Records from a collection:
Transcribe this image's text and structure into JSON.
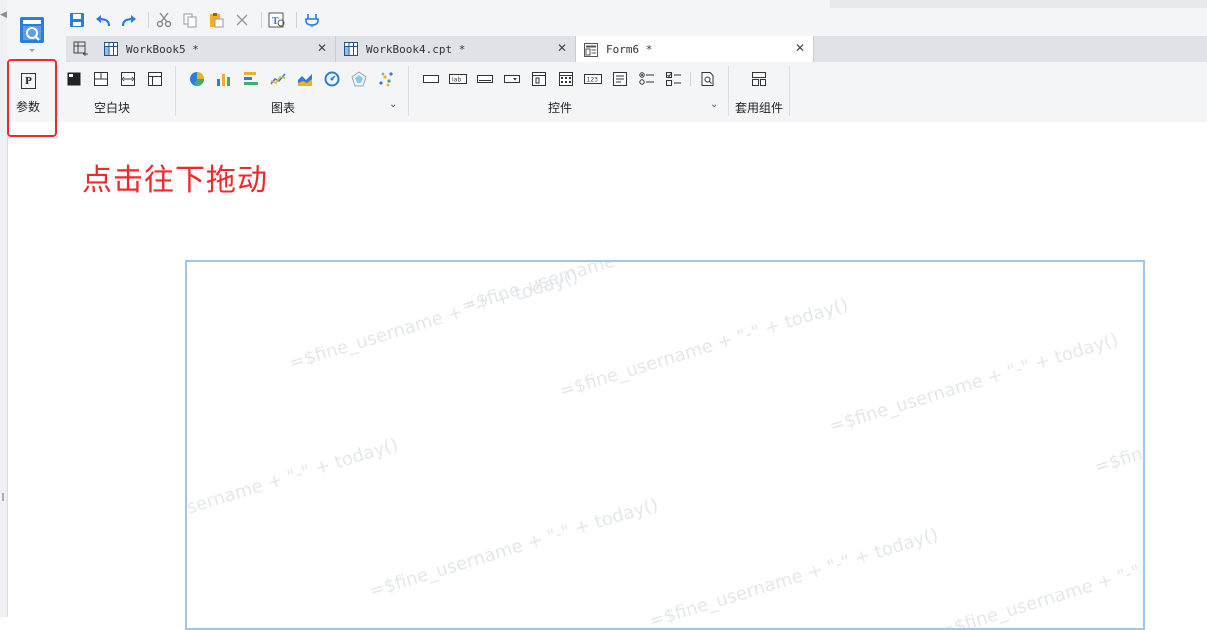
{
  "app": {
    "logo_icon": "report-designer-icon"
  },
  "quick_access": [
    {
      "name": "save-icon"
    },
    {
      "name": "undo-icon"
    },
    {
      "name": "redo-icon"
    },
    {
      "name": "cut-icon"
    },
    {
      "name": "copy-icon"
    },
    {
      "name": "paste-icon"
    },
    {
      "name": "delete-icon"
    },
    {
      "name": "text-preview-icon"
    },
    {
      "name": "plugin-icon"
    }
  ],
  "tabs": [
    {
      "label": "WorkBook5 *",
      "icon": "workbook-icon",
      "active": false
    },
    {
      "label": "WorkBook4.cpt *",
      "icon": "workbook-icon",
      "active": false
    },
    {
      "label": "Form6 *",
      "icon": "form-icon",
      "active": true
    }
  ],
  "ribbon": {
    "param": {
      "label": "参数",
      "icon_letter": "P"
    },
    "groups": [
      {
        "label": "空白块",
        "icons": [
          "chart-block-icon",
          "absolute-block-icon",
          "tab-block-icon",
          "frozen-block-icon"
        ]
      },
      {
        "label": "图表",
        "icons": [
          "pie-chart-icon",
          "bar-chart-icon",
          "hbar-chart-icon",
          "line-chart-icon",
          "area-chart-icon",
          "gauge-chart-icon",
          "radar-chart-icon",
          "scatter-chart-icon"
        ]
      },
      {
        "label": "控件",
        "icons": [
          "label-control-icon",
          "text-control-icon",
          "button-control-icon",
          "combo-control-icon",
          "date-control-icon",
          "calendar-control-icon",
          "number-control-icon",
          "textarea-control-icon",
          "radio-group-icon",
          "checkbox-group-icon",
          "search-control-icon"
        ]
      },
      {
        "label": "套用组件",
        "icons": [
          "template-component-icon"
        ]
      }
    ]
  },
  "annotation": "点击往下拖动",
  "watermark": "=$fine_username + \"-\" + today()",
  "colors": {
    "highlight": "#f02a2a",
    "accent": "#2b7de0",
    "canvas_border": "#9cc8ee"
  }
}
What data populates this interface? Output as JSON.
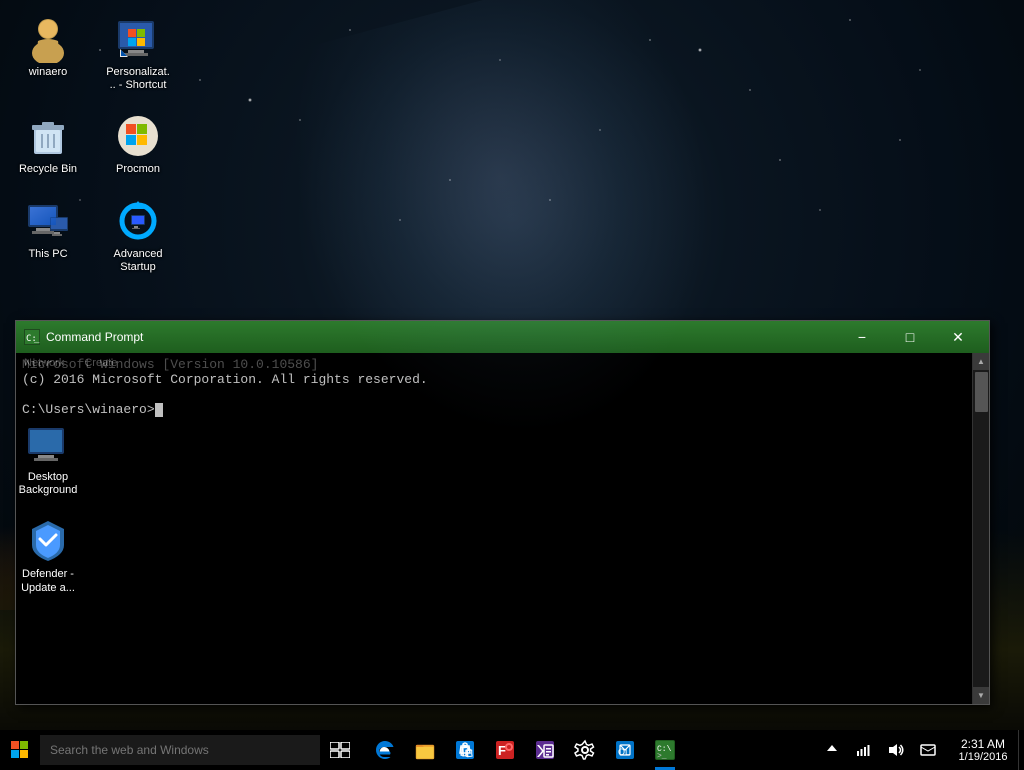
{
  "desktop": {
    "icons": [
      {
        "id": "winaero",
        "label": "winaero",
        "icon_type": "person",
        "col": 0,
        "row": 0
      },
      {
        "id": "personalize",
        "label": "Personalizat... - Shortcut",
        "icon_type": "personalize",
        "col": 1,
        "row": 0
      },
      {
        "id": "recycle-bin",
        "label": "Recycle Bin",
        "icon_type": "recycle",
        "col": 0,
        "row": 1
      },
      {
        "id": "procmon",
        "label": "Procmon",
        "icon_type": "procmon",
        "col": 1,
        "row": 1
      },
      {
        "id": "this-pc",
        "label": "This PC",
        "icon_type": "thispc",
        "col": 0,
        "row": 2
      },
      {
        "id": "advanced-startup",
        "label": "Advanced Startup",
        "icon_type": "refresh",
        "col": 1,
        "row": 2
      }
    ],
    "left_icons": [
      {
        "id": "desktop-bg",
        "label": "Desktop Background",
        "icon_type": "monitor"
      },
      {
        "id": "defender",
        "label": "Defender - Update a...",
        "icon_type": "defender"
      }
    ]
  },
  "cmd_window": {
    "title": "Command Prompt",
    "line1": "Microsoft Windows [Version 10.0.10586]",
    "line2": "(c) 2016 Microsoft Corporation. All rights reserved.",
    "line3": "",
    "prompt": "C:\\Users\\winaero>",
    "menu_items": [
      "Network",
      "Create"
    ]
  },
  "taskbar": {
    "search_placeholder": "Search the web and Windows",
    "time": "2:31 AM",
    "date": "1/19/2016",
    "pinned_apps": [
      {
        "id": "edge",
        "icon": "edge"
      },
      {
        "id": "explorer",
        "icon": "folder"
      },
      {
        "id": "store",
        "icon": "store"
      },
      {
        "id": "fiddler",
        "icon": "fiddler"
      },
      {
        "id": "vs",
        "icon": "vs"
      },
      {
        "id": "settings",
        "icon": "settings"
      },
      {
        "id": "outlook",
        "icon": "outlook"
      },
      {
        "id": "cmd",
        "icon": "cmd",
        "active": true
      }
    ],
    "sys_icons": [
      "chevron",
      "network",
      "volume",
      "message"
    ]
  }
}
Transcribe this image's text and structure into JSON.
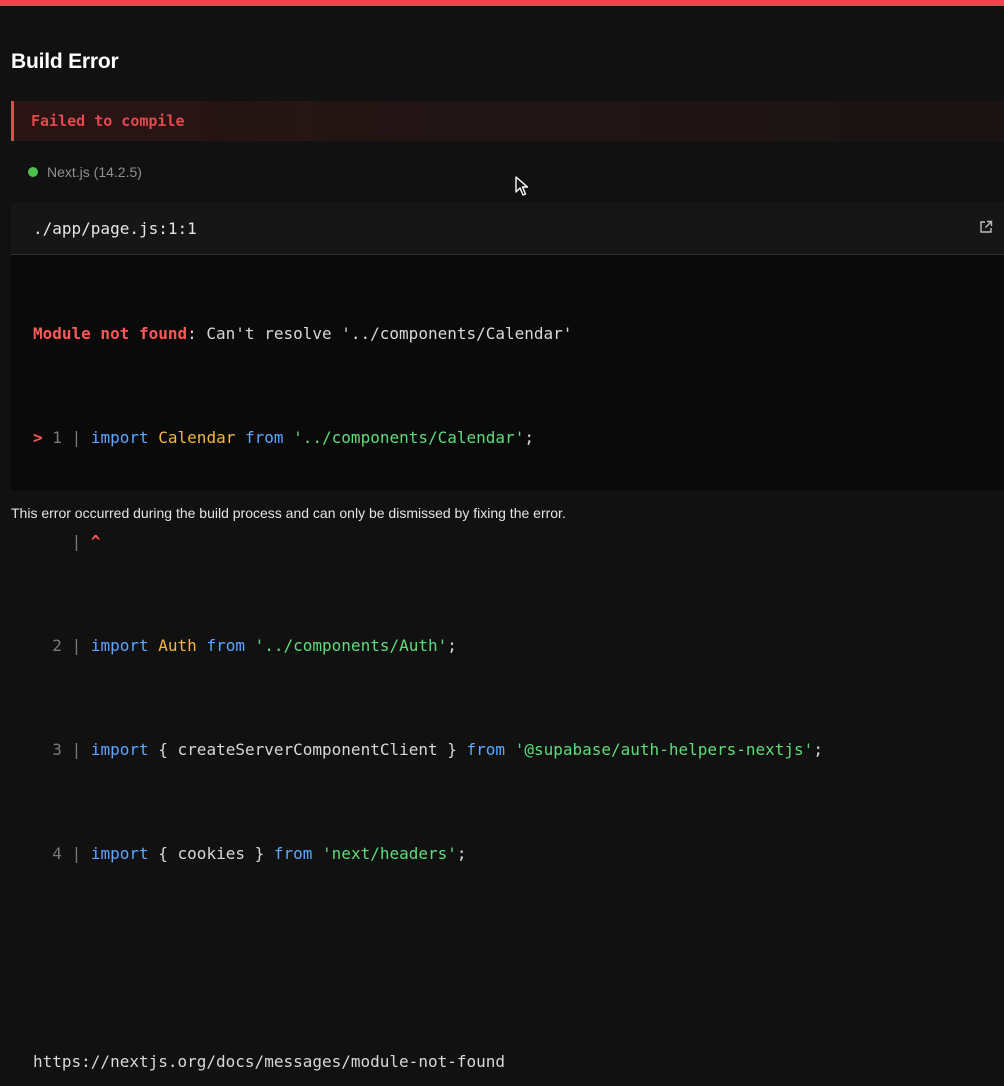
{
  "page": {
    "title": "Build Error",
    "fail_label": "Failed to compile",
    "version": "Next.js (14.2.5)",
    "footer": "This error occurred during the build process and can only be dismissed by fixing the error."
  },
  "colors": {
    "accent": "#e5484d",
    "status_dot": "#4cc24f"
  },
  "icons": {
    "status": "status-dot-icon",
    "open_editor": "external-link-icon",
    "pointer": "mouse-cursor-icon"
  },
  "code_frame": {
    "file_path": "./app/page.js:1:1",
    "error_label": "Module not found",
    "error_message": ": Can't resolve '../components/Calendar'",
    "lines": [
      {
        "marker": ">",
        "num": "1",
        "sep": "|",
        "kw1": "import",
        "ident": " Calendar ",
        "kw2": "from",
        "str": " '../components/Calendar'",
        "tail": ";"
      },
      {
        "marker": " ",
        "num": " ",
        "sep": "|",
        "caret": " ^"
      },
      {
        "marker": " ",
        "num": "2",
        "sep": "|",
        "kw1": "import",
        "ident": " Auth ",
        "kw2": "from",
        "str": " '../components/Auth'",
        "tail": ";"
      },
      {
        "marker": " ",
        "num": "3",
        "sep": "|",
        "kw1": "import",
        "plain": " { createServerComponentClient } ",
        "kw2": "from",
        "str": " '@supabase/auth-helpers-nextjs'",
        "tail": ";"
      },
      {
        "marker": " ",
        "num": "4",
        "sep": "|",
        "kw1": "import",
        "plain": " { cookies } ",
        "kw2": "from",
        "str": " 'next/headers'",
        "tail": ";"
      }
    ],
    "doc_link": "https://nextjs.org/docs/messages/module-not-found"
  }
}
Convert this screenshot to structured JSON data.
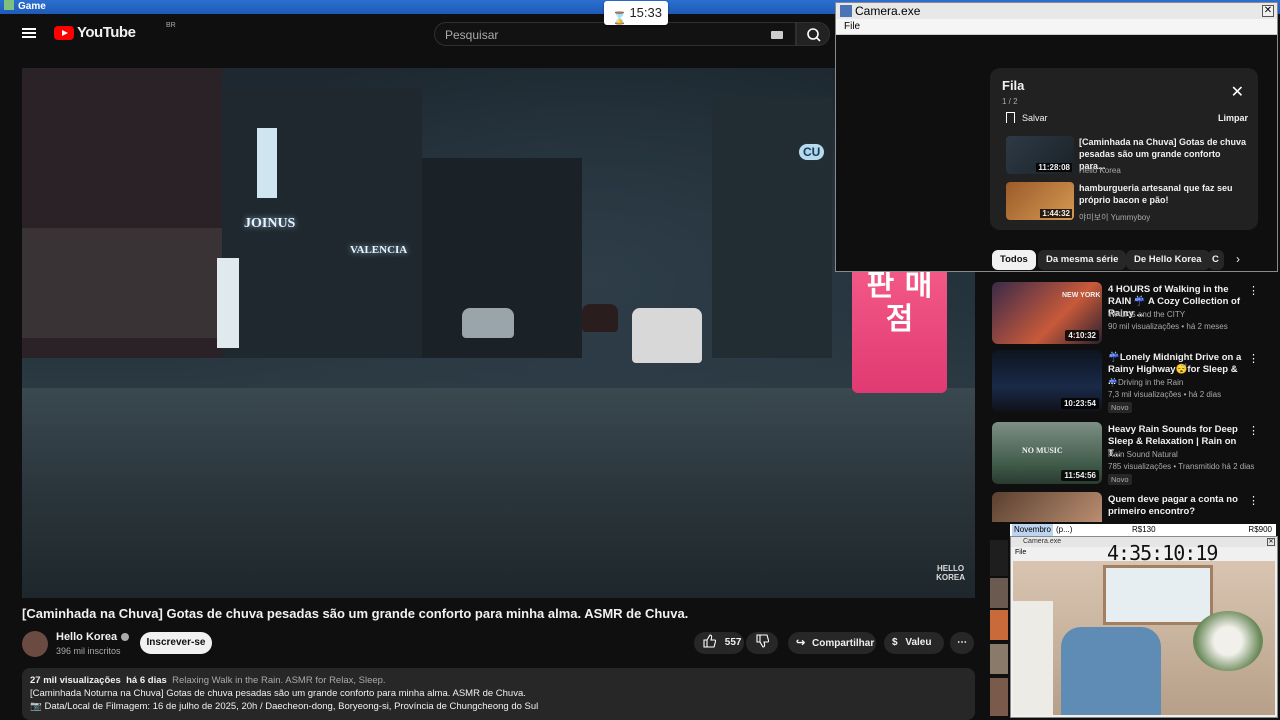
{
  "game_window": {
    "title": "Game"
  },
  "timer": {
    "value": "15:33"
  },
  "header": {
    "logo_text": "YouTube",
    "logo_region": "BR",
    "search_placeholder": "Pesquisar"
  },
  "video": {
    "watermark_line1": "HELLO",
    "watermark_line2": "KOREA",
    "scene_sign_pink": "대 박\n복 권\n판 매\n점",
    "scene_sign_joinus": "JOINUS",
    "scene_sign_valencia": "VALENCIA",
    "scene_sign_cu": "CU",
    "title": "[Caminhada na Chuva] Gotas de chuva pesadas são um grande conforto para minha alma. ASMR de Chuva."
  },
  "channel": {
    "name": "Hello Korea",
    "subscribers": "396 mil inscritos",
    "subscribe_label": "Inscrever-se"
  },
  "actions": {
    "likes": "557",
    "share_label": "Compartilhar",
    "thanks_label": "Valeu",
    "more_label": "⋯"
  },
  "description": {
    "views": "27 mil visualizações",
    "age": "há 6 dias",
    "tags": "Relaxing Walk in the Rain. ASMR for Relax, Sleep.",
    "line1": "[Caminhada Noturna na Chuva] Gotas de chuva pesadas são um grande conforto para minha alma. ASMR de Chuva.",
    "line2": "📷 Data/Local de Filmagem: 16 de julho de 2025, 20h / Daecheon-dong, Boryeong-si, Província de Chungcheong do Sul"
  },
  "camera_window": {
    "title": "Camera.exe",
    "menu_file": "File",
    "close": "✕"
  },
  "queue": {
    "title": "Fila",
    "count": "1 / 2",
    "save_label": "Salvar",
    "clear_label": "Limpar",
    "items": [
      {
        "title": "[Caminhada na Chuva] Gotas de chuva pesadas são um grande conforto para...",
        "channel": "Hello Korea",
        "duration": "11:28:08"
      },
      {
        "title": "hamburgueria artesanal que faz seu próprio bacon e pão!",
        "channel": "야미보이 Yummyboy",
        "duration": "1:44:32"
      }
    ]
  },
  "chips": [
    "Todos",
    "Da mesma série",
    "De Hello Korea",
    "C"
  ],
  "recommendations": [
    {
      "title": "4 HOURS of Walking in the RAIN ☔ A Cozy Collection of Rainy ...",
      "channel": "WALKS and the CITY",
      "meta": "90 mil visualizações • há 2 meses",
      "duration": "4:10:32",
      "badge": "",
      "thumb_text": "NEW YORK"
    },
    {
      "title": "☔Lonely Midnight Drive on a Rainy Highway😴for Sleep & ...",
      "channel": "☔Driving in the Rain",
      "meta": "7,3 mil visualizações • há 2 dias",
      "duration": "10:23:54",
      "badge": "Novo",
      "thumb_text": ""
    },
    {
      "title": "Heavy Rain Sounds for Deep Sleep & Relaxation | Rain on T...",
      "channel": "Rain Sound Natural",
      "meta": "785 visualizações • Transmitido há 2 dias",
      "duration": "11:54:56",
      "badge": "Novo",
      "thumb_text": "NO MUSIC"
    },
    {
      "title": "Quem deve pagar a conta no primeiro encontro?",
      "channel": "",
      "meta": "",
      "duration": "",
      "badge": "",
      "thumb_text": ""
    }
  ],
  "sheet": {
    "month": "Novembro",
    "note": "(p...)",
    "v1": "R$130",
    "v2": "R$900"
  },
  "camera2": {
    "title": "Camera.exe",
    "menu_file": "File",
    "clock": "4:35:10:19"
  }
}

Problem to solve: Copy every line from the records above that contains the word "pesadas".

Output below:
    "title": "[Caminhada na Chuva] Gotas de chuva pesadas são um grande conforto para minha alma. ASMR de Chuva."
    "line1": "[Caminhada Noturna na Chuva] Gotas de chuva pesadas são um grande conforto para minha alma. ASMR de Chuva.",
        "title": "[Caminhada na Chuva] Gotas de chuva pesadas são um grande conforto para...",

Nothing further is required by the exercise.